Exercise brief: The reply has to be a number alone, equal to how many lines in the entries below hold the string "chrome".

Task input:
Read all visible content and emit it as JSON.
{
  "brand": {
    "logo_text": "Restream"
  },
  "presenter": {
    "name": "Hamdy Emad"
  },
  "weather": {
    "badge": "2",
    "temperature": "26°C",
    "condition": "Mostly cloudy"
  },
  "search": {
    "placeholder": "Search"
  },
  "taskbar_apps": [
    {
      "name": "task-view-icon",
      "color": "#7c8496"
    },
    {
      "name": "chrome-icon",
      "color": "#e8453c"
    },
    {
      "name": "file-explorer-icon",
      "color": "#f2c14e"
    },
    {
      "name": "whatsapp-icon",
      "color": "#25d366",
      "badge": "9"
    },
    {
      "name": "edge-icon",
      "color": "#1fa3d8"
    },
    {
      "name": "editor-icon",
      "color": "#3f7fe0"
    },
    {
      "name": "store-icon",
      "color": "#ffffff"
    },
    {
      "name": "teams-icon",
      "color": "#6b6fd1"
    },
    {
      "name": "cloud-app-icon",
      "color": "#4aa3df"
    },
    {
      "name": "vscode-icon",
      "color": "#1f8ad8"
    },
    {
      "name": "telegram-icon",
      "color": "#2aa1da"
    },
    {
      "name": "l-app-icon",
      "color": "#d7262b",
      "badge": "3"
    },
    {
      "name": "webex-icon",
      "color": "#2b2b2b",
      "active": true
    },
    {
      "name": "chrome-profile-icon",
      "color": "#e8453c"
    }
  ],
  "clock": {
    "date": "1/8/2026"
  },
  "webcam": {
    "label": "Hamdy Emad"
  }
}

Result below: 2